Remember in school when it was time for recess and you couldn't wait to run outside? Maybe you’d sprint right up to the grassy field and dive right into a game. Perhaps it was football, soccer, kickball or whatever struck your fancy. Remember twisting your ankle, too? That happens a lot when we ask our bodies to perform athletically without warming them up first. This is one way of getting injured when playing football, which has the highest risk of injury of all popular sports. However, thanks to the increasing availability of home-use devices, you can use electrotherapy for football injuries before and after play.
EMS Used as a Warm-Up
It’s easy to tear, sprain and strain when the body isn’t warmed up. In football, the hamstrings are prone to tears. These leg muscles are used when running, and sprinting in particular. Proper stretches and conditioning should be used to ensure that the legs are sufficiently warmed up. One type of electrotherapy, called EMS (electrical muscle stimulation), can also be applied to muscles, such as the hamstrings, to help with warm up. EMS sends electrical impulses to stimulate the muscles, thus strengthening and increasing blood flow.
EMS Used as a Recovery Device
Not only does EMS help prevent, but it helps treat. You can use electrotherapy for football injuries after the fact to expedite recovery. Anti-inflammatories such as ibuprofen are known to cause nausea, fatigue, dizziness, headaches and other minor side effects. Over-the-counter pills can also pose major threats to health with continuing use. Athletes in particular should avoid using anti-inflammatories, as they actually hinder muscle growth. EMS, however, helps muscles to push through recovery and come out stronger on the other side.
All of the heavy impact in football lends itself to additional types of injuries. A tackle to the front or the rear might result in an ACL or MCL tear. The ACL is the anterior cruciate ligament in the knee. The MCL is the medial collateral ligament. These tissues connect the thigh bones to the shin bones. The ACL or the MCL may tear if one gets hit very hard on the side of the knee. Football players are also prone to tearing the meniscus, the cartilage that provides padding for the knee. A torn meniscus can occur from rotating and twisting the knee beyond its limit. This means that all of the pivoting from a football game, if not done carefully, has the potential to tear this cartilage.
How TENS Can Treat Football Injuries

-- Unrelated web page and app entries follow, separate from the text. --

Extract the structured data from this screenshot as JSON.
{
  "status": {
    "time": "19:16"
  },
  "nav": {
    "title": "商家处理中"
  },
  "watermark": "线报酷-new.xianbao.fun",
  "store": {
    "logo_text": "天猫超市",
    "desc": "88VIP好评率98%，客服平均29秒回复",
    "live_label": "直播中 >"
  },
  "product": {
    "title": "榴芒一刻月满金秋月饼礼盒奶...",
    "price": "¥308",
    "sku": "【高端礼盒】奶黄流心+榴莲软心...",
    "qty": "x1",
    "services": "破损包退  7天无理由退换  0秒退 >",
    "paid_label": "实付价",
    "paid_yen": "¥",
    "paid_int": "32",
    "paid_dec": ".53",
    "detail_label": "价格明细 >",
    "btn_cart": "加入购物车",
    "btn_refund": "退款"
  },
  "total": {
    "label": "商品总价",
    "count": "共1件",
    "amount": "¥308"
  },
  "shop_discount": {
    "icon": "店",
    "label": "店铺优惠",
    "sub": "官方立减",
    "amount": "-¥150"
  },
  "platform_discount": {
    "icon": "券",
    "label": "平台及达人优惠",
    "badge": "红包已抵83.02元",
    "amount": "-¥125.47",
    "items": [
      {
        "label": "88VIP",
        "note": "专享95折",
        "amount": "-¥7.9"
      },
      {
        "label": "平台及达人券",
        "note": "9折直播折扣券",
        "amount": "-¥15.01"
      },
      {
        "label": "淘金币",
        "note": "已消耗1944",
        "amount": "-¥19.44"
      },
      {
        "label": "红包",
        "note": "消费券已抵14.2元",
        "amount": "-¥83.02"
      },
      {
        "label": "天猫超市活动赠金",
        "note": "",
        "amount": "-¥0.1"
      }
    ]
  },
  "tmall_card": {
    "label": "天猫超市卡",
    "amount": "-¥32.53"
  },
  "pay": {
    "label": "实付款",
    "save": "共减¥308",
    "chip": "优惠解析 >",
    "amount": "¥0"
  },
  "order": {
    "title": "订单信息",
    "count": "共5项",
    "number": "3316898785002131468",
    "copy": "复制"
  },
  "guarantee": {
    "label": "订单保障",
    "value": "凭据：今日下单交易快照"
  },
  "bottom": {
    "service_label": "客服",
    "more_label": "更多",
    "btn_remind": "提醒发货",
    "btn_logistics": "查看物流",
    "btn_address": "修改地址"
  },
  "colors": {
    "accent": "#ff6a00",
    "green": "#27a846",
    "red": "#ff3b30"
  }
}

For knee injuries such as these, TENS therapy can be applied. TENS (transcutaneous electrical nerve stimulation) treats pain noninvasively by sending electrical impulses to the nerve endings. These impulses stop the pain signals from traveling to the brain. Using this electrotherapy for football injuries is, again, an optimum alternative to over-the-counter anti-inflammatories. TENS is also known to release endorphins, which are the body’s natural painkillers. You can use TENS on any injured or strained muscle and joint. Whether it’s tendonitis in the shoulder from the repetitive motion of throwing, or a sprained ankle from running and pivoting, electrotherapy is an effective and beneficial treatment option for football related injuries.